If you sustain severe injuries in an accident, or the accident results in a fatality, Florida law entitles you to sue the at-fault driver for damages after you have filed a claim under your mandatory personal injury protection (PIP) policy and have exceeded your policy limits. In the event you are involved in a traffic collision caused by speeding or distracted driving, take the following steps to increase the likelihood of recovering damages related to the accident and your injury:

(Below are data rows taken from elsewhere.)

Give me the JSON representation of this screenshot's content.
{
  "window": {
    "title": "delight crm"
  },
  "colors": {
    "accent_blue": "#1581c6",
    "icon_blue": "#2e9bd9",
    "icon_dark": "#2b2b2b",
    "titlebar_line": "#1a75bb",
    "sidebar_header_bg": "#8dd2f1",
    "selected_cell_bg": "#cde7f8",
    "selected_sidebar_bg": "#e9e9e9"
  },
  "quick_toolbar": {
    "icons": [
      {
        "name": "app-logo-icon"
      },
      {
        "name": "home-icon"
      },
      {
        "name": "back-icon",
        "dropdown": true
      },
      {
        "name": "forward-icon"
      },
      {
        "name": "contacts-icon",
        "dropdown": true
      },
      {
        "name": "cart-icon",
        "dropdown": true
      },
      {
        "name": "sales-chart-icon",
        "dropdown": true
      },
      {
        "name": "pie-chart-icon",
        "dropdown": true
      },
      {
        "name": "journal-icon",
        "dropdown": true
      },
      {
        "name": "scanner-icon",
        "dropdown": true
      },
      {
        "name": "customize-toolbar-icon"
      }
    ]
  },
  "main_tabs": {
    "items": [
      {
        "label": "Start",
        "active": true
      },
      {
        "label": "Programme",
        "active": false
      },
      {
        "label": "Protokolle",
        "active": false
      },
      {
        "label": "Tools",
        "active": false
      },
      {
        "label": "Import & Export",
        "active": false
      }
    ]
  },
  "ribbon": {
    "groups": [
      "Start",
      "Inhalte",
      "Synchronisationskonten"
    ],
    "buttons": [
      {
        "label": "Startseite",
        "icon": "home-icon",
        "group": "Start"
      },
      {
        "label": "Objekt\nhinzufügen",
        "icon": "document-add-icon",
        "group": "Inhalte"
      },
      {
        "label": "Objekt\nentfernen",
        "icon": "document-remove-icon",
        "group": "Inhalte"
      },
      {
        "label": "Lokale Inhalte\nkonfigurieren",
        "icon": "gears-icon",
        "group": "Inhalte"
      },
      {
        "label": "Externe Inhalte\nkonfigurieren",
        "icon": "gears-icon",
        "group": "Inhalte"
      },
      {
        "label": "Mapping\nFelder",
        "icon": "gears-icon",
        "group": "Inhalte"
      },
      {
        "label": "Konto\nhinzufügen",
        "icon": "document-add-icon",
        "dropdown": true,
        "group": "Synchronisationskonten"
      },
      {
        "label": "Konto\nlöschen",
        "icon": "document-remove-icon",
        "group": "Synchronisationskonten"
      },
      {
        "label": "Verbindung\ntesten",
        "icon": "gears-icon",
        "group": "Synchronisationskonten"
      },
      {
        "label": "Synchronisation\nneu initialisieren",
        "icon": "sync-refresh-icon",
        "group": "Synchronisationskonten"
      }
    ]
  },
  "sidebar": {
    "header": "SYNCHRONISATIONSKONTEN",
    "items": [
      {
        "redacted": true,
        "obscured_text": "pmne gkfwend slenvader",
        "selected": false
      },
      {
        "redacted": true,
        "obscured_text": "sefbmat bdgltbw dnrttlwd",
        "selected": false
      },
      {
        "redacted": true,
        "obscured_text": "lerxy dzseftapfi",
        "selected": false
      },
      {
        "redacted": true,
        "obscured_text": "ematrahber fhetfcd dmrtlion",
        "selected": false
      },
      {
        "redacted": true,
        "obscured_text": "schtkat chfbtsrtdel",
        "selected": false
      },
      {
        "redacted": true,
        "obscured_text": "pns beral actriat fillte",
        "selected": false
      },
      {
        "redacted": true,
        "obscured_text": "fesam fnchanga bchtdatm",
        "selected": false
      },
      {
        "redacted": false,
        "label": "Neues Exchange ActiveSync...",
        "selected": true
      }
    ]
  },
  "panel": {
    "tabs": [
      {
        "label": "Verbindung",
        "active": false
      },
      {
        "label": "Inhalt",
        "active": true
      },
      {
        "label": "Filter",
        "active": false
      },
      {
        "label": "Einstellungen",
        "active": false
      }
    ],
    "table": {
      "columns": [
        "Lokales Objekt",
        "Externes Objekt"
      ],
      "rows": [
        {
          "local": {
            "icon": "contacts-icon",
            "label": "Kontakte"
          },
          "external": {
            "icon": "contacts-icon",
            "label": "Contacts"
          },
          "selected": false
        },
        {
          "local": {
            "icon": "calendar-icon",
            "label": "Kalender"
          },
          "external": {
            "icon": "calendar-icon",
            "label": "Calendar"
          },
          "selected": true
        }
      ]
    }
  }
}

- Get medical treatment ASAP. If emergency response teams don’t immediately arrive at the scene of the accident, call 911 if you are physically able. You might feel okay, but some injuries don’t present symptoms for hours, or even longer. You need a physician to examine you and document any injuries, which will not only protect your wellbeing but will also provide evidence for your lawyer, insurance companies, and the court, in the event you need to file a personal injury claim.
- Get contact information from other drivers and witnesses. If you are physically able, gather contact information from each person at the scene. You should also get their insurance information and take note of any weather conditions, road conditions, or driver behaviors that might have led to the accident.
- Take photos. Use your cell phone to take pictures of license plates, property damage, and any visible injuries.
- Consult an attorney. A skilled personal injury attorney can evaluate your eligibility for compensation and guide you through the process of taking legal action if necessary
If you were in a reckless driving accident and want to know more about your legal right to compensation, a Fort Myers car accident lawyer can answer your questions and help you through the claims process.